### Your instructions
A verbatim reprint of the records below is what this exercise asks for.

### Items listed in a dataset
↓↓↓

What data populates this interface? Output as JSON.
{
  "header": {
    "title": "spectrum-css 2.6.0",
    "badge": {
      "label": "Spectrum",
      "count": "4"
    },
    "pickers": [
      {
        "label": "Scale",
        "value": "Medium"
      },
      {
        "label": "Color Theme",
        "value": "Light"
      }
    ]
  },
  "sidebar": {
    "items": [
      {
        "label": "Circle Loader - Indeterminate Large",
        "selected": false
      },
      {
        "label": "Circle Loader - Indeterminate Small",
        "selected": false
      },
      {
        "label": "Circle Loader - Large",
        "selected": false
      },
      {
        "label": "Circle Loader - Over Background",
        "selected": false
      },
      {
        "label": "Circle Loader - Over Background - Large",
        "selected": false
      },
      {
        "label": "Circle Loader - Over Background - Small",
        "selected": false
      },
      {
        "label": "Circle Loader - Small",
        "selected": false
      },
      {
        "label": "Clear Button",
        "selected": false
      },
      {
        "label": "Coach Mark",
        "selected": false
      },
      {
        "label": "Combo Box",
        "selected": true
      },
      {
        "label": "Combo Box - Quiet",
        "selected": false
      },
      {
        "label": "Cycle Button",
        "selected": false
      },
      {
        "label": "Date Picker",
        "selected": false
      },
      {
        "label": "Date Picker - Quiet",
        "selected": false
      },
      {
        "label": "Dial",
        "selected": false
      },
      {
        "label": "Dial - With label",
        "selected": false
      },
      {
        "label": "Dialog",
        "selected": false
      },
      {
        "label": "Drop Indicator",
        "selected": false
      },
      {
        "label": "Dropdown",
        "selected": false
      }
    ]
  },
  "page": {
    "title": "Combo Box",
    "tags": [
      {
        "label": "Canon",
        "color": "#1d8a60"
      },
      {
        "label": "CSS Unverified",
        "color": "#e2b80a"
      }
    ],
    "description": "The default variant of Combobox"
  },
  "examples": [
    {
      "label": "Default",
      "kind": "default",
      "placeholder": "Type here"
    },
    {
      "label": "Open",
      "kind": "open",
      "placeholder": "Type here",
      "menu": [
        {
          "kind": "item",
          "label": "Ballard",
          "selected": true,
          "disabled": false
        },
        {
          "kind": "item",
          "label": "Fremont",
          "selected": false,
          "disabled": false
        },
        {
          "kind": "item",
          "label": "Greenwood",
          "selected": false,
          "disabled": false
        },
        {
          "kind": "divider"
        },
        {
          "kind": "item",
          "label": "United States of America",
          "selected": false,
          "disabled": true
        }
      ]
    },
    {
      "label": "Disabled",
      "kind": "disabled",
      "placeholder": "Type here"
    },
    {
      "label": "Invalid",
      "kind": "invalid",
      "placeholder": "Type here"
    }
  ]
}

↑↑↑

### Expected answer
What data populates this interface? Output as JSON.
{
  "header": {
    "title": "spectrum-css 2.6.0",
    "badge": {
      "label": "Spectrum",
      "count": "4"
    },
    "pickers": [
      {
        "label": "Scale",
        "value": "Medium"
      },
      {
        "label": "Color Theme",
        "value": "Light"
      }
    ]
  },
  "sidebar": {
    "items": [
      {
        "label": "Circle Loader - Indeterminate Large",
        "selected": false
      },
      {
        "label": "Circle Loader - Indeterminate Small",
        "selected": false
      },
      {
        "label": "Circle Loader - Large",
        "selected": false
      },
      {
        "label": "Circle Loader - Over Background",
        "selected": false
      },
      {
        "label": "Circle Loader - Over Background - Large",
        "selected": false
      },
      {
        "label": "Circle Loader - Over Background - Small",
        "selected": false
      },
      {
        "label": "Circle Loader - Small",
        "selected": false
      },
      {
        "label": "Clear Button",
        "selected": false
      },
      {
        "label": "Coach Mark",
        "selected": false
      },
      {
        "label": "Combo Box",
        "selected": true
      },
      {
        "label": "Combo Box - Quiet",
        "selected": false
      },
      {
        "label": "Cycle Button",
        "selected": false
      },
      {
        "label": "Date Picker",
        "selected": false
      },
      {
        "label": "Date Picker - Quiet",
        "selected": false
      },
      {
        "label": "Dial",
        "selected": false
      },
      {
        "label": "Dial - With label",
        "selected": false
      },
      {
        "label": "Dialog",
        "selected": false
      },
      {
        "label": "Drop Indicator",
        "selected": false
      },
      {
        "label": "Dropdown",
        "selected": false
      }
    ]
  },
  "page": {
    "title": "Combo Box",
    "tags": [
      {
        "label": "Canon",
        "color": "#1d8a60"
      },
      {
        "label": "CSS Unverified",
        "color": "#e2b80a"
      }
    ],
    "description": "The default variant of Combobox"
  },
  "examples": [
    {
      "label": "Default",
      "kind": "default",
      "placeholder": "Type here"
    },
    {
      "label": "Open",
      "kind": "open",
      "placeholder": "Type here",
      "menu": [
        {
          "kind": "item",
          "label": "Ballard",
          "selected": true,
          "disabled": false
        },
        {
          "kind": "item",
          "label": "Fremont",
          "selected": false,
          "disabled": false
        },
        {
          "kind": "item",
          "label": "Greenwood",
          "selected": false,
          "disabled": false
        },
        {
          "kind": "divider"
        },
        {
          "kind": "item",
          "label": "United States of America",
          "selected": false,
          "disabled": true
        }
      ]
    },
    {
      "label": "Disabled",
      "kind": "disabled",
      "placeholder": "Type here"
    },
    {
      "label": "Invalid",
      "kind": "invalid",
      "placeholder": "Type here"
    }
  ]
}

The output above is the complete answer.